  • Chick-fil-A is testing robots to deliver food to customers who choose to dine on-premises, per a Business Insider report. "While the robots are delivering meals, friendly Team Members spend their time refreshing beverages, clearing tables, and providing guests the genuine hospitality Chick-fil-A is known for," the chain told Insider.
  • Multiconcept operator Starpoint Brands has launched Big Flavor Brands, a division that provides “additional support and a framework for shared services” for its portfolio of concepts, which includes The Great Greek Mediterranean Grill and Graze Craze. Part of the United Franchise Group, Starpoint Brands also launched a new concept, Cannoli Pizza Kitchen, which provides quick-service style Italian cuisine. Cannoli Pizza Kitchen has seven locations systemwide.
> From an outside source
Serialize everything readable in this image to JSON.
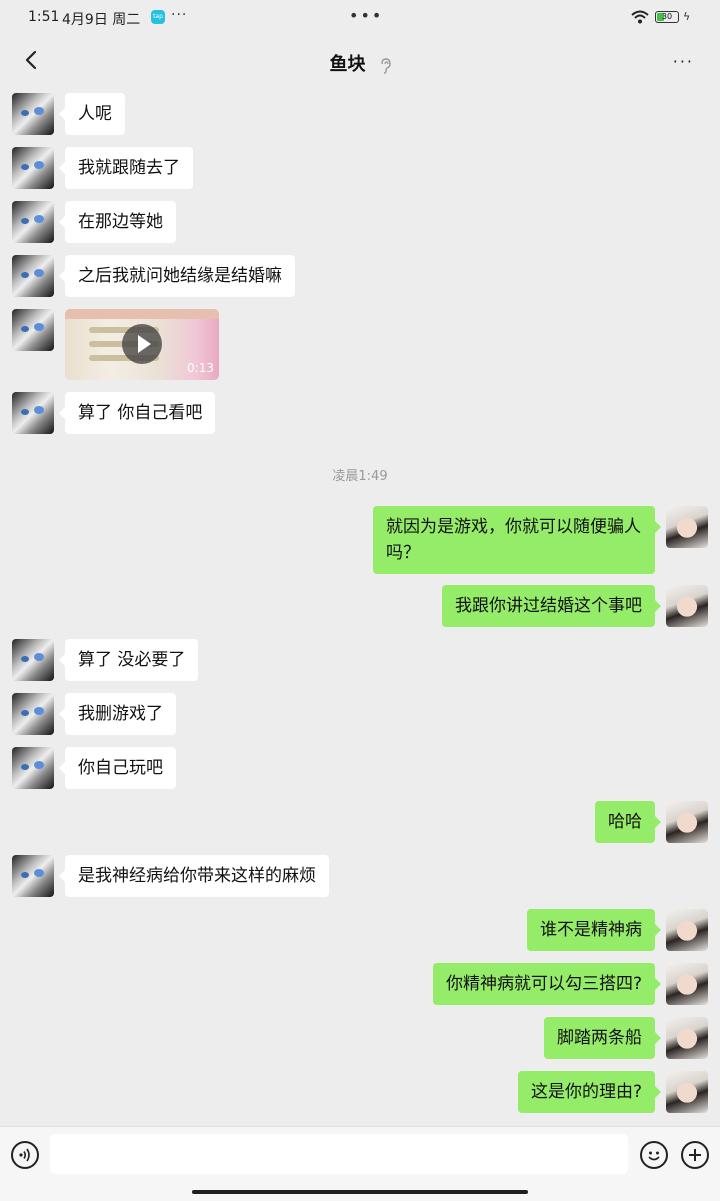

  • Asian food delivery platform HungryPanda has developed a resource to help support its delivery riders. Panda Care Boxes strive to mirror a first aid kit, containing supplies such as band-aids, hand sanitizer, sunscreen snacks, and other self-care items, all tailored to enhance to support on-the-go delivery drivers.
  • Growth Chains: The Greene Turtle opened a Baltimore location that also includes the chain’s first sports book. The Halal Guys plans to open five locations this fall, including one in London. Shawarma Press opened a location in the arts district in downtown Dallas, running the chain’s total to seven locations in Texas. Velvet Taco entered the Florida market by opening a location in Ft. Lauderdale.

Economic News This Week

  • While prices rose slightly in August, inflation remains a top concern for small business owners, per the NFIB Small Business Optimism Index. In August the NFIB’s Small Business Optimism Index totaled 91.3, a 0.6 decline from July. As part of the study, 23% of small business owners reported that inflation was their single most important business problem, up 2 points from last month. The net percent of owners raising average selling prices increased 2 points to a net 27%, still at an inflationary level. Small business owners expecting better business conditions over the next 6 months deteriorated 7 points from July to a net negative 37%. This is 24% better than last June’s reading of a net negative 61% but still at recession levels.
  • Initial jobless claims totaled 216,000 for the week ending September 2, 2023, per the U.S. Department of Labor. This represents a decline of 13,000 claims from the previous week. The 4-week moving average was 229,250, a decrease of 8,500 from the previous week.
  • Nonfarm business sector labor productivity increased by 3.5% in the second quarter of 2023, the U.S. Bureau of Labor Statistics reported. This represents a 0.2% decline from the preliminary estimate. Output increased 1.9% and hours worked decreased 1.5% for the period. The decline in hours worked is the first decline since the second quarter of 2020 and was the result of a 1.5% decline in average weekly hours; employment was unchanged. From the same quarter a year ago, nonfarm business sector labor productivity was unrevised, increasing 1.3%. This is the first increase in the four-quarter productivity measure since the fourth quarter of 2021.